Task goal:
Each line in the entries below that holds the string "JSON" must be copied.

(Data records for software interfaces)
- - - - - - -
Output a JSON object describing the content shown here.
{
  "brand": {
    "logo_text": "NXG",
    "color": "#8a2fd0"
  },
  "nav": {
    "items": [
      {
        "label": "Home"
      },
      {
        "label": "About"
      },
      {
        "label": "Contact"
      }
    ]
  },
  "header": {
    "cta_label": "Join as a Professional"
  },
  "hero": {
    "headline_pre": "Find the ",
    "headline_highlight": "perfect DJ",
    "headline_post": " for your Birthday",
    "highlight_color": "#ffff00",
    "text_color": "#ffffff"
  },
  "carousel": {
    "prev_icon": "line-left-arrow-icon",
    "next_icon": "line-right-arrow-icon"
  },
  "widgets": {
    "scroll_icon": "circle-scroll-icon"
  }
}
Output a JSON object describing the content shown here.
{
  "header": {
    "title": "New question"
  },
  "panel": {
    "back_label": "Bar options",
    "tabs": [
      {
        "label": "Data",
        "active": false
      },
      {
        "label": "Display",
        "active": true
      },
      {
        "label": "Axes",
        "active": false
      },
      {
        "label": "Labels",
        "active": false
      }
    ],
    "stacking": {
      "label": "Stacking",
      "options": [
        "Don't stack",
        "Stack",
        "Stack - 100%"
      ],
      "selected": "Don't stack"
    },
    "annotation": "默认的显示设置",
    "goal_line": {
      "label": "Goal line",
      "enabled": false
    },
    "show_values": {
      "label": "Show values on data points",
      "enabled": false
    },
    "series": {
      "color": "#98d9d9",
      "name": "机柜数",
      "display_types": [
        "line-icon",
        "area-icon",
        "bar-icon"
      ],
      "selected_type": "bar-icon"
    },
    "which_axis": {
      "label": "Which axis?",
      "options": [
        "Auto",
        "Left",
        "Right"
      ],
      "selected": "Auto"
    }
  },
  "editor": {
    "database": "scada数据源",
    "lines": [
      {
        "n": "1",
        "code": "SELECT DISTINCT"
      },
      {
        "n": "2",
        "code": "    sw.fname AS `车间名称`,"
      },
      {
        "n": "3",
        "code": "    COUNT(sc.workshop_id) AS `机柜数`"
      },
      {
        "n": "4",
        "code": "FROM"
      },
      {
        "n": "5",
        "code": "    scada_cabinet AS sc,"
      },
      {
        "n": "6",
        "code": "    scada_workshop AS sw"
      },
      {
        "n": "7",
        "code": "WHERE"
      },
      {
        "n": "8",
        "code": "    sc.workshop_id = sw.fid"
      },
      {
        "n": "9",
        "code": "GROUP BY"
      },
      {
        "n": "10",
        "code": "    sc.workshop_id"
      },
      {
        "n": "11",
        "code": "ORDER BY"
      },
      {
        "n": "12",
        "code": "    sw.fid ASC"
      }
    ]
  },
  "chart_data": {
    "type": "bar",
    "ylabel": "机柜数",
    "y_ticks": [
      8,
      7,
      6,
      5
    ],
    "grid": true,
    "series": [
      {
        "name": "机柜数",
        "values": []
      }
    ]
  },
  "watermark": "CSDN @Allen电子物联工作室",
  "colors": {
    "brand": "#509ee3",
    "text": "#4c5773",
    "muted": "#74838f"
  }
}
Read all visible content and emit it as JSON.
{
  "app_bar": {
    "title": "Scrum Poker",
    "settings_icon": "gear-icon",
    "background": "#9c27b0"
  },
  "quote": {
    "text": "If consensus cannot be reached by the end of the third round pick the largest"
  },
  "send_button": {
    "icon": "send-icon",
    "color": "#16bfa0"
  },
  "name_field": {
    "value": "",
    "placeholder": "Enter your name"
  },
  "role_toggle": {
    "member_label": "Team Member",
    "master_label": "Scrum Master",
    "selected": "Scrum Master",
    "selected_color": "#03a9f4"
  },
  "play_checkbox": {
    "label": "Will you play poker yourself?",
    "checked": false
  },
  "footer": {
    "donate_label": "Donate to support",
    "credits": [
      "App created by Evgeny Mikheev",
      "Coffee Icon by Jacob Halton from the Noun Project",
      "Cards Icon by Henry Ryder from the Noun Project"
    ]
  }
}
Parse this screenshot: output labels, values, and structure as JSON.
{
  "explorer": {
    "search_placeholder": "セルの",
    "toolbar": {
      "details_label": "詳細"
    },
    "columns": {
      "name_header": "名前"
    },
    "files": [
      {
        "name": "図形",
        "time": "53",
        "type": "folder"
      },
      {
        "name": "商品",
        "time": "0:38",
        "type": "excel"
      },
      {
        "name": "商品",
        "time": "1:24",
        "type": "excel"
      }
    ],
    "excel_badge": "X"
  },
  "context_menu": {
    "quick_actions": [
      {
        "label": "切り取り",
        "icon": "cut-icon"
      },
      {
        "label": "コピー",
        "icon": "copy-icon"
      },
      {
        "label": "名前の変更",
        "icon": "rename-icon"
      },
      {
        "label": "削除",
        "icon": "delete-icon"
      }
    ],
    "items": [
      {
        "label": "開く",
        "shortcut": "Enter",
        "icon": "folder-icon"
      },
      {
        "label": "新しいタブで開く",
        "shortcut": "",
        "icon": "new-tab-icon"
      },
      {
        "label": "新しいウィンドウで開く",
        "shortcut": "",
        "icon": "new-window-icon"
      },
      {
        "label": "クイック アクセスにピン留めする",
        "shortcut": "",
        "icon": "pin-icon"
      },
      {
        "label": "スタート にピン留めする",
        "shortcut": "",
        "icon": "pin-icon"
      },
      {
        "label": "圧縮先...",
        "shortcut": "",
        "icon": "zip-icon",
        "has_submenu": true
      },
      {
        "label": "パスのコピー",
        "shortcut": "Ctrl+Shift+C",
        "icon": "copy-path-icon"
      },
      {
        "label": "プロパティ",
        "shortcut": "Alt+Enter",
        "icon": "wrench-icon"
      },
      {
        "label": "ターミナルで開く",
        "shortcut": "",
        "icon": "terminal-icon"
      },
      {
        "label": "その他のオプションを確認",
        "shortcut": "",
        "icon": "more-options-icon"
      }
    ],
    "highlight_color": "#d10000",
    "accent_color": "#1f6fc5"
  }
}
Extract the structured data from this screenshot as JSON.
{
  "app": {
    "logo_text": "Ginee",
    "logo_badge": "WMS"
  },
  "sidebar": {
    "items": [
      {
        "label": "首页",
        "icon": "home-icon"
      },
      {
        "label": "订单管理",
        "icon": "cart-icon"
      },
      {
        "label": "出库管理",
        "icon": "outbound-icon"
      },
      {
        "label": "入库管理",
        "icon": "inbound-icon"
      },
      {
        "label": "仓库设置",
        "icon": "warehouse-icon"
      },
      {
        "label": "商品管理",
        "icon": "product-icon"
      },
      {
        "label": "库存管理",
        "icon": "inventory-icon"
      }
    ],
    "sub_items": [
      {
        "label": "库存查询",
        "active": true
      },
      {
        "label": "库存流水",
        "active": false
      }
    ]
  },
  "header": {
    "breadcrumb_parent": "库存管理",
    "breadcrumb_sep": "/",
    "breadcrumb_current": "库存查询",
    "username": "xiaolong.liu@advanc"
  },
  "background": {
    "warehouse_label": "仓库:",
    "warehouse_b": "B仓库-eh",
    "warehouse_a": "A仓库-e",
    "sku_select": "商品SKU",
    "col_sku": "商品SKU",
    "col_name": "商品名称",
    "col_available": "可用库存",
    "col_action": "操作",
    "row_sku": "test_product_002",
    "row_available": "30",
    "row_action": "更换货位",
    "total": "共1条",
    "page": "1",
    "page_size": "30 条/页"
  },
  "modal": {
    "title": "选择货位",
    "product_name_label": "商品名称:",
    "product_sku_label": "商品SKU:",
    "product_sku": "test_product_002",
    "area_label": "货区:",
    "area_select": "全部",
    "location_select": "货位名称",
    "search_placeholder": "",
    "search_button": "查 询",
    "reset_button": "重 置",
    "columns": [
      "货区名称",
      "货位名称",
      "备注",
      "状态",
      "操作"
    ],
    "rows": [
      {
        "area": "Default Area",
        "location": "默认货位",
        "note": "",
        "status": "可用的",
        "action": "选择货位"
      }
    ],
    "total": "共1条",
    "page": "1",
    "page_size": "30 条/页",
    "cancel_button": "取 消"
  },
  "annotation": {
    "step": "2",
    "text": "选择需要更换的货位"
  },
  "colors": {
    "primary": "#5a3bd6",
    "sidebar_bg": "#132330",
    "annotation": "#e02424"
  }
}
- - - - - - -
Finished exercise:
Output a JSON object describing the content shown here.
Output a JSON object describing the content shown here.
Read all visible content and emit it as JSON.
Parse this screenshot: output labels, values, and structure as JSON.
Extract the structured data from this screenshot as JSON.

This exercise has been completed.